This can get you into trouble as you may not realise if your combination of bids and bidding modifiers are positively or negatively impacting your results.
If you bid too high, you may pay more for no added benefit.
If you bid too low, Google may lower your ad rank and only show your ads to lower quality audiences.
I created this report, used internally for my client accounts, to show the Google Ads campaigns that have a risk of loss due to bidding too low, or a risk of bidding too high and therefore over-spending. It shows the potential loss or potential gain from a change in the bid.
It’s a fine balance, but where you have a reasonable chance of potential loss, and the campaign is making profits it may be worthwhile increasing the bids to mitigate risk. Similarly if there is a reasonable chance of potential gain and the campaign is making profits it may be worthwhile increasing the bids to increase the number of clicks.
If a campaign has little chance of a loss or a gain (represented in the table above by a row of zeroes), it may be that the current bid is too high, or the search volume is too low for the bid to make much difference. In these cases it may be worthwhile lowering the bids, to reduce the cost of the campaign and therefore improve Return on Ad Spend. That said, be cautious here, because Google won’t be able to calculate bidding estimates if the search volume is low, and so reducing bids here might limit your impressions to more frequent search terms.

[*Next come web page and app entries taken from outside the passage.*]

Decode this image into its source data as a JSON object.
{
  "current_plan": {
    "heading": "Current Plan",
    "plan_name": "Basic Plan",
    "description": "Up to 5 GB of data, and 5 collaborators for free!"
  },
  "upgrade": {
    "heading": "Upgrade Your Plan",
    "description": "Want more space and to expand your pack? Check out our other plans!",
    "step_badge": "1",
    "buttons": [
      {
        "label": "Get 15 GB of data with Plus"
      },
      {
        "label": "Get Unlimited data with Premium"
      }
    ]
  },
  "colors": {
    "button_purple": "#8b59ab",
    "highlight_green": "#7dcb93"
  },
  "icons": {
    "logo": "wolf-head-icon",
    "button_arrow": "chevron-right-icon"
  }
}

I added Quality Score in here as well. The Quality Score shows you how well the ad copy matches both the audience relevance and the landing page relevance. Quality Score has an impact on the ad rank, so where the table suggests increasing the bids, it is worthwhile checking if the Quality Score is low. Improving the Quality Score will lessen the requirements to increase bids to get more clicks.

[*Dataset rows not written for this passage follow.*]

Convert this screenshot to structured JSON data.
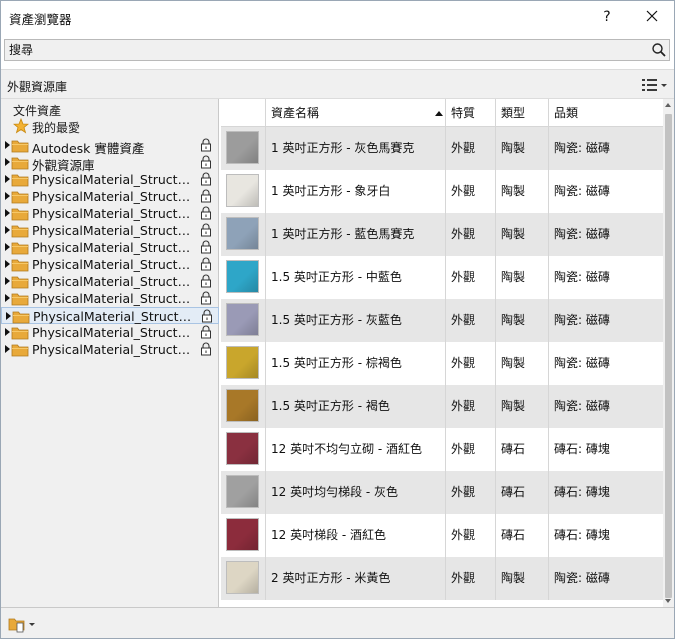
{
  "window": {
    "title": "資產瀏覽器",
    "help_label": "?"
  },
  "search": {
    "placeholder": "搜尋",
    "value": ""
  },
  "library_header": {
    "title": "外觀資源庫"
  },
  "tree": {
    "document_assets": "文件資產",
    "favorites": "我的最愛",
    "libraries": [
      {
        "label": "Autodesk 實體資產",
        "locked": true,
        "selected": false
      },
      {
        "label": "外觀資源庫",
        "locked": true,
        "selected": false
      },
      {
        "label": "PhysicalMaterial_Structur...",
        "locked": true,
        "selected": false
      },
      {
        "label": "PhysicalMaterial_Structur...",
        "locked": true,
        "selected": false
      },
      {
        "label": "PhysicalMaterial_Structur...",
        "locked": true,
        "selected": false
      },
      {
        "label": "PhysicalMaterial_Structur...",
        "locked": true,
        "selected": false
      },
      {
        "label": "PhysicalMaterial_Structur...",
        "locked": true,
        "selected": false
      },
      {
        "label": "PhysicalMaterial_Structur...",
        "locked": true,
        "selected": false
      },
      {
        "label": "PhysicalMaterial_Structur...",
        "locked": true,
        "selected": false
      },
      {
        "label": "PhysicalMaterial_Structur...",
        "locked": true,
        "selected": false
      },
      {
        "label": "PhysicalMaterial_Structur...",
        "locked": true,
        "selected": true
      },
      {
        "label": "PhysicalMaterial_Structur...",
        "locked": true,
        "selected": false
      },
      {
        "label": "PhysicalMaterial_Structur...",
        "locked": true,
        "selected": false
      }
    ]
  },
  "table": {
    "columns": [
      "",
      "資產名稱",
      "特質",
      "類型",
      "品類"
    ],
    "rows": [
      {
        "name": "1 英吋正方形 - 灰色馬賽克",
        "trait": "外觀",
        "type": "陶製",
        "category": "陶瓷: 磁磚",
        "swatch": "#9c9c9c"
      },
      {
        "name": "1 英吋正方形 - 象牙白",
        "trait": "外觀",
        "type": "陶製",
        "category": "陶瓷: 磁磚",
        "swatch": "#e8e6e0"
      },
      {
        "name": "1 英吋正方形 - 藍色馬賽克",
        "trait": "外觀",
        "type": "陶製",
        "category": "陶瓷: 磁磚",
        "swatch": "#8ea2b8"
      },
      {
        "name": "1.5 英吋正方形 - 中藍色",
        "trait": "外觀",
        "type": "陶製",
        "category": "陶瓷: 磁磚",
        "swatch": "#2ea6c8"
      },
      {
        "name": "1.5 英吋正方形 - 灰藍色",
        "trait": "外觀",
        "type": "陶製",
        "category": "陶瓷: 磁磚",
        "swatch": "#9a9ab6"
      },
      {
        "name": "1.5 英吋正方形 - 棕褐色",
        "trait": "外觀",
        "type": "陶製",
        "category": "陶瓷: 磁磚",
        "swatch": "#c9a62c"
      },
      {
        "name": "1.5 英吋正方形 - 褐色",
        "trait": "外觀",
        "type": "陶製",
        "category": "陶瓷: 磁磚",
        "swatch": "#a87828"
      },
      {
        "name": "12 英吋不均勻立砌 - 酒紅色",
        "trait": "外觀",
        "type": "磚石",
        "category": "磚石: 磚塊",
        "swatch": "#8a3040"
      },
      {
        "name": "12 英吋均勻梯段 - 灰色",
        "trait": "外觀",
        "type": "磚石",
        "category": "磚石: 磚塊",
        "swatch": "#a0a0a0"
      },
      {
        "name": "12 英吋梯段 - 酒紅色",
        "trait": "外觀",
        "type": "磚石",
        "category": "磚石: 磚塊",
        "swatch": "#8c2c3c"
      },
      {
        "name": "2 英吋正方形 - 米黃色",
        "trait": "外觀",
        "type": "陶製",
        "category": "陶瓷: 磁磚",
        "swatch": "#ddd6c4"
      }
    ]
  },
  "colors": {
    "selection_bg": "#e3ecf6",
    "alt_row": "#e6e6e6",
    "folder": "#e8a93a",
    "star": "#f3b233"
  }
}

If you’ve got a more complex setup, you might have manual bidding at the keyword level. I added keyword to the same report to show the specific keywords that are showing signs of being under or over bid. This makes the report more granular.
In the example below, the report found several keywords that were severely under-bid, represented by a potential gain much higher than the potential loss. Given that the underlying client for this example is an ecommerce business, and clicks on these search terms were leading directly to conversions, I quickly corrected the bidding.
Of course, its always worthwhile checking the conversion rate, ROAS and total revenue of any keyword before making adjustments to the bids based on what will lead to more clicks. You don’t necessarily want more clicks if the search term has a low conversion rate, unless the CPC is so good that it still has a good ROAS.
Additionally, keep in mind that if bids are being adjusted to increase clicks, the campaign budgets might have to be similarly realigned, or you could end up just reallocating clicks from one keyword to another if the campaign runs out of budget before making use of the additional bid.
So there are plenty of things to consider, but this is a highly useful report for finding keywords and ad groups where the bid has moved away from optimum values. I’m looking forward to seeing how it improves the results for my clients, especially those with complex Ecommerce setups and/or manual bidding.
I work with clients to get improved results from Google Ads, so if you would like your account to be similiarly assessed, please reach out to me here.